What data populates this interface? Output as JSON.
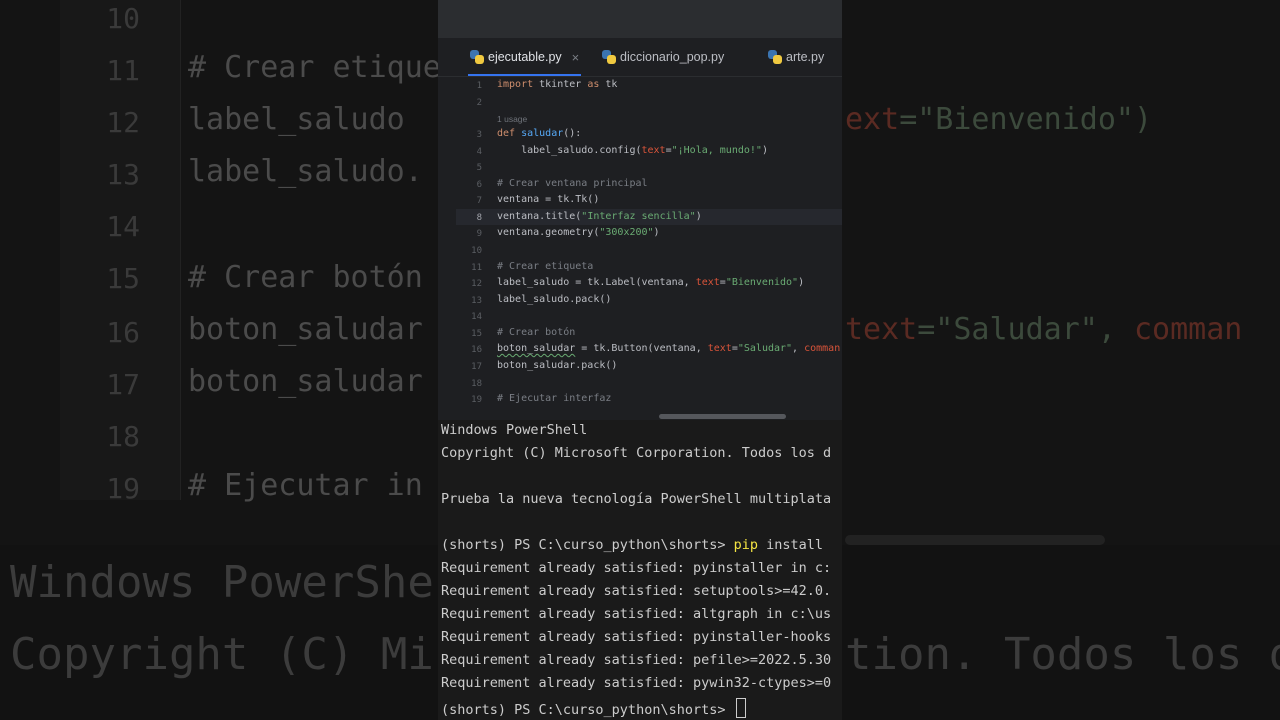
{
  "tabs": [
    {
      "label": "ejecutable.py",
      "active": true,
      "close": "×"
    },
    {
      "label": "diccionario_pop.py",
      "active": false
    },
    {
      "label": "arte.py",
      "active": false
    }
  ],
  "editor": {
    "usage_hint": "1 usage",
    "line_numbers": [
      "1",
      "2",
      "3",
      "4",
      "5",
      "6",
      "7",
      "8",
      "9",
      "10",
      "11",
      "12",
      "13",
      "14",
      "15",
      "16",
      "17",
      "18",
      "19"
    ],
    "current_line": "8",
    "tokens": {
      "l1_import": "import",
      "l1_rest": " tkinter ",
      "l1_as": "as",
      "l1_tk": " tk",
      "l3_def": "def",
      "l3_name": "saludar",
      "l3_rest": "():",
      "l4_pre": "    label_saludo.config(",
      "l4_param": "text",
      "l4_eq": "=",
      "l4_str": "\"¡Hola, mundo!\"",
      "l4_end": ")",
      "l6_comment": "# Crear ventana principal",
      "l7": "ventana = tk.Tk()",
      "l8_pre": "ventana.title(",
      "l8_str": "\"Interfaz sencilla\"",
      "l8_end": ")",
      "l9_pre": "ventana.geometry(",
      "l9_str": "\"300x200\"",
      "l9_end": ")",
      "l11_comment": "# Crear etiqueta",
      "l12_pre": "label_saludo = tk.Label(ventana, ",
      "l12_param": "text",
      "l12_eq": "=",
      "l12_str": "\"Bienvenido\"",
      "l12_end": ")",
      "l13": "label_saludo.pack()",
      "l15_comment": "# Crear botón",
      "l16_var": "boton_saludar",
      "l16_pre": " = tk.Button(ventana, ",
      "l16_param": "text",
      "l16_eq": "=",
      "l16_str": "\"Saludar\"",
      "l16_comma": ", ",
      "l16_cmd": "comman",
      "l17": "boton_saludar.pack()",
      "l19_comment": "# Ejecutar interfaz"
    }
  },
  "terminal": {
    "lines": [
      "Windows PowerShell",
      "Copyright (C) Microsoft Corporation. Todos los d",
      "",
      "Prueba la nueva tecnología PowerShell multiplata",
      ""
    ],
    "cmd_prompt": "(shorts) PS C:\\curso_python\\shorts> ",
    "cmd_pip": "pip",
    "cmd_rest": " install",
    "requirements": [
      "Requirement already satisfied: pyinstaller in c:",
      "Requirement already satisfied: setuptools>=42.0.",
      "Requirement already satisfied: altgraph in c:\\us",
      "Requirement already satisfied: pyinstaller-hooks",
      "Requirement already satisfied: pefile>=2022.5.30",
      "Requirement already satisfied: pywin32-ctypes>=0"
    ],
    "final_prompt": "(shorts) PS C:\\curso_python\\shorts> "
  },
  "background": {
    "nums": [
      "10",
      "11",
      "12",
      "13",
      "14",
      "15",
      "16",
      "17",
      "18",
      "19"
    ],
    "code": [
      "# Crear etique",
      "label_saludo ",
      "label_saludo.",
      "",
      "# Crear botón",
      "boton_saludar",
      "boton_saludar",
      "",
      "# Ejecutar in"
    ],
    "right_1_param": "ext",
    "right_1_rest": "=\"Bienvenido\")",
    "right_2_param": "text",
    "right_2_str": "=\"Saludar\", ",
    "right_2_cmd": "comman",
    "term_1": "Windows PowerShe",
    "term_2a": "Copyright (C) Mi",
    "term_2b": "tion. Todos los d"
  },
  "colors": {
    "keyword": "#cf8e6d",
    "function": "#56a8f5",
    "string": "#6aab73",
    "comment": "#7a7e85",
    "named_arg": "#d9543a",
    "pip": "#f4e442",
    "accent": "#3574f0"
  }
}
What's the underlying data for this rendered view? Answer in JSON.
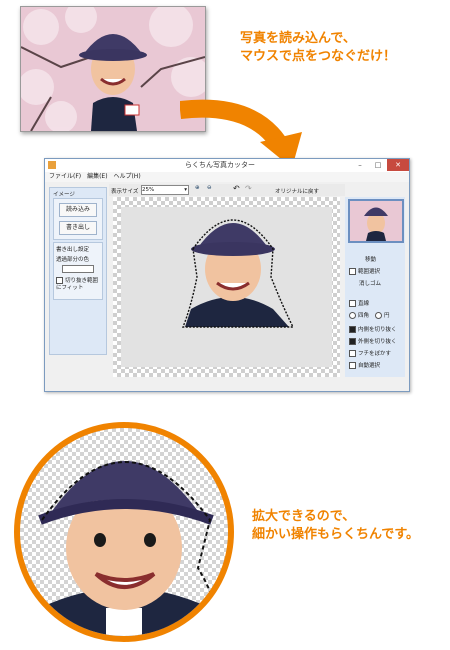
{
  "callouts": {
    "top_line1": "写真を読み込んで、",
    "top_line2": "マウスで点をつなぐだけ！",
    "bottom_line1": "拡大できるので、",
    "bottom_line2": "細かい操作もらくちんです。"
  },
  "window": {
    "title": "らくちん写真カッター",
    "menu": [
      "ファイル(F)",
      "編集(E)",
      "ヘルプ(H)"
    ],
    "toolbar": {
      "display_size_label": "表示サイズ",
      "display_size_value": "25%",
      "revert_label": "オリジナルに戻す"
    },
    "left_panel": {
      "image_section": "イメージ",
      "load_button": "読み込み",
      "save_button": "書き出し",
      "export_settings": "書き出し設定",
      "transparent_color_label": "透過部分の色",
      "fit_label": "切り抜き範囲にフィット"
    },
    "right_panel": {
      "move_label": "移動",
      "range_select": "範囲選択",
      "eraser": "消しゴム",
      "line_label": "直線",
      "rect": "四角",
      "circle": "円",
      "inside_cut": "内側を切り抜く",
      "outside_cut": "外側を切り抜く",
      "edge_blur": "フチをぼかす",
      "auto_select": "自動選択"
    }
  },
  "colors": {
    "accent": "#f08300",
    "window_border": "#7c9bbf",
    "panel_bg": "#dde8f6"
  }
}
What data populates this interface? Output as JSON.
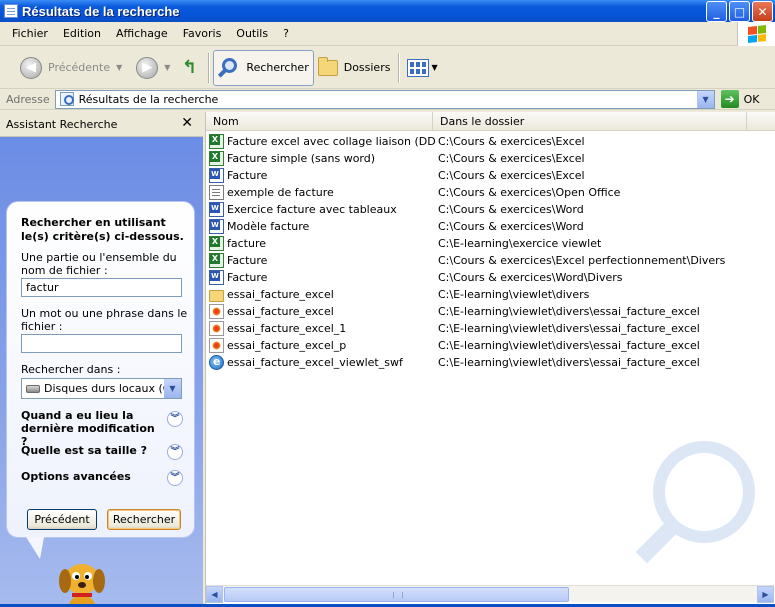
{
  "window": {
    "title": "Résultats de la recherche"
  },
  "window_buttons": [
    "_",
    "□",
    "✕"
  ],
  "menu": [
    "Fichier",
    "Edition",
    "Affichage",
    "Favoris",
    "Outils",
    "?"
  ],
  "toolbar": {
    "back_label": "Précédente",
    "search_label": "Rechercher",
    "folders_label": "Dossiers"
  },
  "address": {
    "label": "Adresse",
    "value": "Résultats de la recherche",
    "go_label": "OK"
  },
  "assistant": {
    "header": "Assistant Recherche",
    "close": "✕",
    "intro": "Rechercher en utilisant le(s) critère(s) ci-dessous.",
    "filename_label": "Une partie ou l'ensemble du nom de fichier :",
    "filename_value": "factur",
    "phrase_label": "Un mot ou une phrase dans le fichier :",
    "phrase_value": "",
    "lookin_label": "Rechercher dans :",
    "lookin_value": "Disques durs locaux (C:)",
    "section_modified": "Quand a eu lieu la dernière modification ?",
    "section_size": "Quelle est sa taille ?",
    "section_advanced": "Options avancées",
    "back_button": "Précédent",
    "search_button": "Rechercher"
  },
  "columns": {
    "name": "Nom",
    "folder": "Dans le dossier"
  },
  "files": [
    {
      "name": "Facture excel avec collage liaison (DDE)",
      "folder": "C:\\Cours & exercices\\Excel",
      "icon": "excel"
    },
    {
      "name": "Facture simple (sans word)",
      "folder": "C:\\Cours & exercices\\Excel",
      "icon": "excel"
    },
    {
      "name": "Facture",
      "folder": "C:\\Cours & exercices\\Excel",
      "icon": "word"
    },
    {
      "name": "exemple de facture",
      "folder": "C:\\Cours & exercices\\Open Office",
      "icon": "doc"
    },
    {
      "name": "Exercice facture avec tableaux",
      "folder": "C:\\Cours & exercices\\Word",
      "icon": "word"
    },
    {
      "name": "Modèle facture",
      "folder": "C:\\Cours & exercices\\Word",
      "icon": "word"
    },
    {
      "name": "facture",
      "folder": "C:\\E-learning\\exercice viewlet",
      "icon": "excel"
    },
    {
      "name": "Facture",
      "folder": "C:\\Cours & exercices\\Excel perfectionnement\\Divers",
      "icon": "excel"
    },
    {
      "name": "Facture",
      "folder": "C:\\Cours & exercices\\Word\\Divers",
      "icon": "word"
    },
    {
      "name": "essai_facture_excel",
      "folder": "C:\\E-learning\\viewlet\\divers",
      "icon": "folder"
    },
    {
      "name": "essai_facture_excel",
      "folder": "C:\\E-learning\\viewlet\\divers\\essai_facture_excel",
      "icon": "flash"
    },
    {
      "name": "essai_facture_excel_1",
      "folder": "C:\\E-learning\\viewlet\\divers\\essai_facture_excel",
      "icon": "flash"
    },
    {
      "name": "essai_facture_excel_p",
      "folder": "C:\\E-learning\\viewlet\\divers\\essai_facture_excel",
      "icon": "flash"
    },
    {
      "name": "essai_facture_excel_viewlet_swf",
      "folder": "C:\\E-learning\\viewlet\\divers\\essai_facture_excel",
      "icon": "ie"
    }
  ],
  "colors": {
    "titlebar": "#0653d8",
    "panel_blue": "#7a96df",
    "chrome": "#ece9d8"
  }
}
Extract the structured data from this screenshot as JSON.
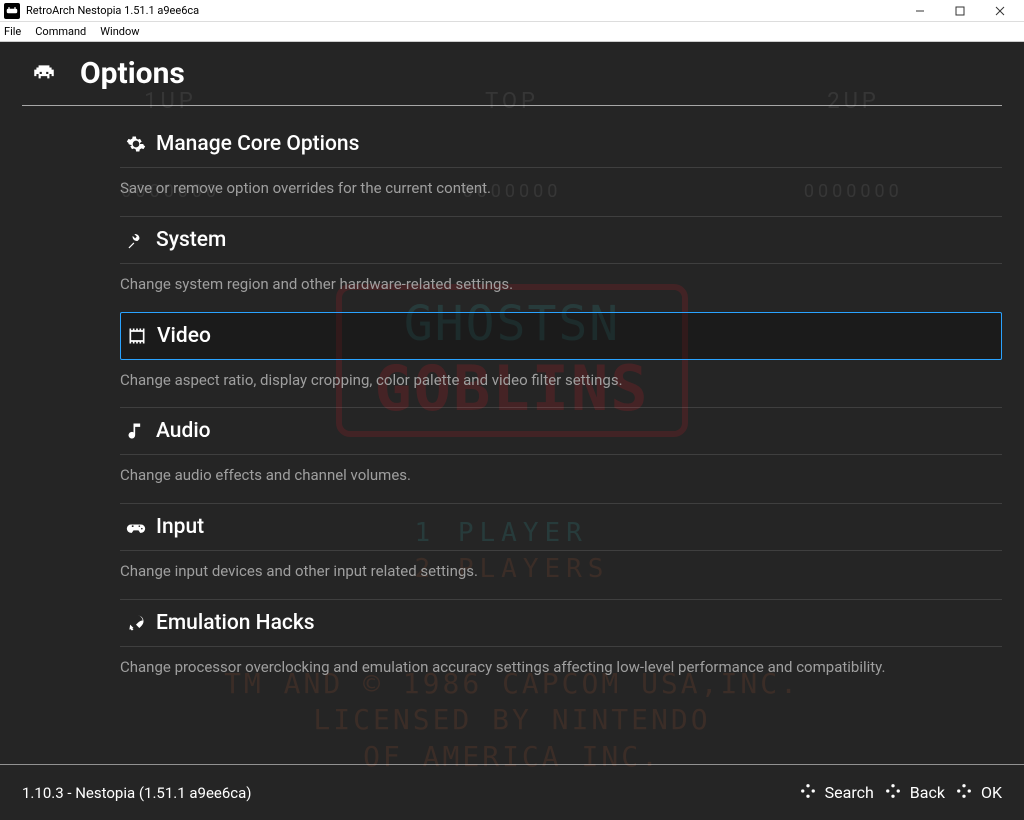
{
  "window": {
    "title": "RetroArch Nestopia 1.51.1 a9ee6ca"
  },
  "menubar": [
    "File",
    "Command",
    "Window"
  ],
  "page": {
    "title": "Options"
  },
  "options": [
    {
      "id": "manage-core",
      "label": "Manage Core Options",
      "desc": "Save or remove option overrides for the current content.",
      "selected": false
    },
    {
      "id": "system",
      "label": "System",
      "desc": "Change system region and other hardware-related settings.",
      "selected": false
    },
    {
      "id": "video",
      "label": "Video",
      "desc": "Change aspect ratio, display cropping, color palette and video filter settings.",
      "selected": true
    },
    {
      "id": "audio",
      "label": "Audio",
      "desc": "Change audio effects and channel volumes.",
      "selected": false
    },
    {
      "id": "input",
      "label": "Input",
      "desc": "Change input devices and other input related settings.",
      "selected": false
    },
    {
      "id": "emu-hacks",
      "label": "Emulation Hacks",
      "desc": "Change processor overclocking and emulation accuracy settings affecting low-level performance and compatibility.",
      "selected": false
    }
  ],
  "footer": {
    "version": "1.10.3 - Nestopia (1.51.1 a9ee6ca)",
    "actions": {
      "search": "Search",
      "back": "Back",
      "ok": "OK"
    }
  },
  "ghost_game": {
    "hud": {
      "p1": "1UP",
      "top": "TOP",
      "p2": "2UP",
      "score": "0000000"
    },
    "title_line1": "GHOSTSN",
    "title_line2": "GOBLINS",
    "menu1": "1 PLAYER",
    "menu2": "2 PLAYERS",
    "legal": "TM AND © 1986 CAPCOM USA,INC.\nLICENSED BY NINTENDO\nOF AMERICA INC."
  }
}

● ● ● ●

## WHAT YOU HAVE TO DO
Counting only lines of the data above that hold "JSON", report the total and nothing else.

## WRITTEN ANSWER
4